To do.
Using the records below, locate all lines containing "this" and return them.

Dataset.
☆ ☆ ☆
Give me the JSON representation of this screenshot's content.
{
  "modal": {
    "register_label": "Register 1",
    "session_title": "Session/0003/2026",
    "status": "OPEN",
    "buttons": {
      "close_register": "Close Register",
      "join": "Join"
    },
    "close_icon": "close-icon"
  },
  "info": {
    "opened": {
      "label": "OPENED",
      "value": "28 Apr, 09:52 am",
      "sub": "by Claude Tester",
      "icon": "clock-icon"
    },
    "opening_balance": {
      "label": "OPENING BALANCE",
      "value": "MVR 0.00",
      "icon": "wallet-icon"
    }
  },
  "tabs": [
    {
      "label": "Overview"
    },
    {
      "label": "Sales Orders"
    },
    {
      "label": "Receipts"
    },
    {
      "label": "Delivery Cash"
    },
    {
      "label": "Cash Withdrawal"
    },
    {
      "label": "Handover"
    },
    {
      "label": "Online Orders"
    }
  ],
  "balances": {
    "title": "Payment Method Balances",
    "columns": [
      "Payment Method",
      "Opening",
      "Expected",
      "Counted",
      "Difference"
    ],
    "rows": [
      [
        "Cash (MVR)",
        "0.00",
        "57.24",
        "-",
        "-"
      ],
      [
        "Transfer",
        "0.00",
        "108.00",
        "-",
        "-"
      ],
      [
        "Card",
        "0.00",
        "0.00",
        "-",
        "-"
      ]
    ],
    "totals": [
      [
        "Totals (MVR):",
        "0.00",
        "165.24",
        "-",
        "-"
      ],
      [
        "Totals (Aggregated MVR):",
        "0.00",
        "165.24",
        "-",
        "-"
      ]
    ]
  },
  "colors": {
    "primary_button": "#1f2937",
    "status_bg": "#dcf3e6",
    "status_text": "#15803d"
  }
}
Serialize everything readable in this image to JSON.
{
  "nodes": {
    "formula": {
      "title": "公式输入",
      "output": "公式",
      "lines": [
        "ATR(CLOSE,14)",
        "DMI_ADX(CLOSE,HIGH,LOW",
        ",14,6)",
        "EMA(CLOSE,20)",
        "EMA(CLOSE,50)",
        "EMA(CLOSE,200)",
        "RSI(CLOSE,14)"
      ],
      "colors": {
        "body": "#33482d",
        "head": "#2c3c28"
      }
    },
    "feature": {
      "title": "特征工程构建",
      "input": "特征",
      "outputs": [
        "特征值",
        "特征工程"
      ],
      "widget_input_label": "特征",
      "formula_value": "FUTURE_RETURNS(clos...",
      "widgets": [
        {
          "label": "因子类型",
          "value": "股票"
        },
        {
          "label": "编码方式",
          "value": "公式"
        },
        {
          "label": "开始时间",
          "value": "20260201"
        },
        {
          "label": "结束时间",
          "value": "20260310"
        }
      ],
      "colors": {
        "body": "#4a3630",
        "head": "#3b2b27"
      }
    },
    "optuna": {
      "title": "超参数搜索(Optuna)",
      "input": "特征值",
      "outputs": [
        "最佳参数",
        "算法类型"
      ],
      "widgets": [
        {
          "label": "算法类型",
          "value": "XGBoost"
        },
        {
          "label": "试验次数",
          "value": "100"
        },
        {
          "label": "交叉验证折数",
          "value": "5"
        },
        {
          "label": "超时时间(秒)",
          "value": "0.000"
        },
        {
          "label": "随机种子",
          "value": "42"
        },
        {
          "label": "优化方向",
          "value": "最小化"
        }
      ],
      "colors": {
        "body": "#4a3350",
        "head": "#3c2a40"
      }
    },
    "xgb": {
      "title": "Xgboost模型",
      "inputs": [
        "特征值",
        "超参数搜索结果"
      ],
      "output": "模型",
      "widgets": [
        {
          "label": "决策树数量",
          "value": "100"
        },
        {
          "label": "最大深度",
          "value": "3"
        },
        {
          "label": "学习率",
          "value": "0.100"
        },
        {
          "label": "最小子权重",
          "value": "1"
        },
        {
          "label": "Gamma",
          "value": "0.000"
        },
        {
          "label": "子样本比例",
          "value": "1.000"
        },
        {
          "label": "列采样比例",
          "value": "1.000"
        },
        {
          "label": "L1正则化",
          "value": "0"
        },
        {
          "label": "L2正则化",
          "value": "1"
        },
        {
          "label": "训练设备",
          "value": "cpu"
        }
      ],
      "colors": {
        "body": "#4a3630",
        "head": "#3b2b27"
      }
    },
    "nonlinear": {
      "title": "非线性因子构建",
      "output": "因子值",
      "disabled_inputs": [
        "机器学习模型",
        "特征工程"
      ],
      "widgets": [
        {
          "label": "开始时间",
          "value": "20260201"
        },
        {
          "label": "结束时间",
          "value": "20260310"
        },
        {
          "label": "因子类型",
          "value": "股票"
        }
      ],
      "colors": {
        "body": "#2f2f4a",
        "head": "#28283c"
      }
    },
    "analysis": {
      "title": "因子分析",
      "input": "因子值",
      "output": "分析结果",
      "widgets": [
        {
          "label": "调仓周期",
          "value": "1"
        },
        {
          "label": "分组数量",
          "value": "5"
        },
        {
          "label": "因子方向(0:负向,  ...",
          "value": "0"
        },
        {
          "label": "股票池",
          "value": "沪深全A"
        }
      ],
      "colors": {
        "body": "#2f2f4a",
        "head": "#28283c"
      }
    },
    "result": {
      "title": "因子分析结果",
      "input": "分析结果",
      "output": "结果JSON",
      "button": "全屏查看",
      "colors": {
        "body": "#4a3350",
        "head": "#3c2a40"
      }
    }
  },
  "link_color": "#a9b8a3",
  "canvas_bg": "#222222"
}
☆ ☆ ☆
Reply.
Give me the JSON representation of this screenshot's content.
Serialize everything readable in this image to JSON.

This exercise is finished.